Monday, September 23, 2013

Three lies that ambitious undergraduates must reject

In some of my interactions with undergraduates who wish to make a career in science I observe unrealistic expectations about what is required to survive, let alone succeed. Here are three lies they have been told and some have believed.

1. You are special.
If you grew up in the Western world you are part of Gen Y and it is likely you have been continually told you are wonderful and you can be anything you want to be.
Furthermore, if you are moderately bright and enthusiastic about science you may have received a lot of affirmation from high school teachers, career counselors, some peers, and/or undergraduate advisors.
This is particularly true if you attend an average or mediocre institution that desperately wants to recruit students to go to graduate school.
The problem is that once you get to a respectable graduate school you will discover that you are just average. Why does this matter?
Don't expect or demand special treatment.
You are going to have to work much harder than you have so far to get anywhere.

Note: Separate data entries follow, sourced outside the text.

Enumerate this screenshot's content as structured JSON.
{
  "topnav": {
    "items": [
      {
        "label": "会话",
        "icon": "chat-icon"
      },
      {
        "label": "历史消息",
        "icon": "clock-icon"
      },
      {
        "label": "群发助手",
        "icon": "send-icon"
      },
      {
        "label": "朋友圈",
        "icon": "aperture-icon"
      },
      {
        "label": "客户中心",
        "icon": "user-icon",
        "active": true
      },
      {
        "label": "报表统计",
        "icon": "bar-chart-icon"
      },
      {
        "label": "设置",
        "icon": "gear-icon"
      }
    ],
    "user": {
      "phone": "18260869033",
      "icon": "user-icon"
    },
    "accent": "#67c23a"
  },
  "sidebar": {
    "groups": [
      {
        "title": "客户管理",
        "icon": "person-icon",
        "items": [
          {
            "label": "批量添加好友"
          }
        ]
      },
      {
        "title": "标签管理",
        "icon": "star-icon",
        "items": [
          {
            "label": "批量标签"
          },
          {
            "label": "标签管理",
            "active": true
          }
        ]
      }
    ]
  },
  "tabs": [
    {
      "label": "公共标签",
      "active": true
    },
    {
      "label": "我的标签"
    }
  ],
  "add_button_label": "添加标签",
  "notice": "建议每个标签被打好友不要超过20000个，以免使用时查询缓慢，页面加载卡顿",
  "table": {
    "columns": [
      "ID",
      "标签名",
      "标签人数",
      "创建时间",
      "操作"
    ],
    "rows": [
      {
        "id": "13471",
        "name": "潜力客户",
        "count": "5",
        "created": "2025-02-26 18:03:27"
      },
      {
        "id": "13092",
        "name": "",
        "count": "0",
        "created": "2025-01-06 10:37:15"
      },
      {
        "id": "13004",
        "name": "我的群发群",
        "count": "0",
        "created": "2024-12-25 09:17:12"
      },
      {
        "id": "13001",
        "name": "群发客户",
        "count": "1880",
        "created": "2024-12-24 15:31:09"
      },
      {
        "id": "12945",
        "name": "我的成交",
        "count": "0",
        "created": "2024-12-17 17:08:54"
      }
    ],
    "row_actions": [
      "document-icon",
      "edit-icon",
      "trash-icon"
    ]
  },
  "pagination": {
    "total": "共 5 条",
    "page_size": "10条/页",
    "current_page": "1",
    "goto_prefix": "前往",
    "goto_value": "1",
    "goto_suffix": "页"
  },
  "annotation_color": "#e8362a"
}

Aside: I found it interesting that in the popular book/blog Adulting the twenty-something author considers "accept that you are not special" is one of the key (and most difficult) steps to adulthood.
[I thank my own special adult children for bringing the book and blog to my attention].

2. Society wants you to become a scientist. We need more scientists.
Society does want this in principle, just not in practice.
Society is unwilling to pay for the high financial cost of supporting basic long-term research and the associated career structures. This means your scientific career will probably stall and end at the post-doctoral stage.
Consider the simple statistics. For example, the huge ratio of the number of physics Ph.D graduates each year in the USA to the number of advertised faculty positions at research universities.

3. You can have it all.
High grades, summer research projects, social life, international vacations, romantic relationships, the latest electronic toys, a car, a part-time job, hobbies, ... If you are going to excel/survive in science you are going to have to focus, set priorities, and make sacrifices.
I am not saying you should have no life outside of science. That is both unhealthy and boring.


  1. I understand there may be unrealistic expectations, but obviously those three things are at least partially true, and not just lies. I'd say 50/50. Anyone who leans too far either way is going to suffer psychological problems.

  2. The best counterfeit money looks real.
    The most powerful and dangerous lies are those that are partially true.
    The fact that you believe these are 50/50 true highlights to me just how serious this problem is.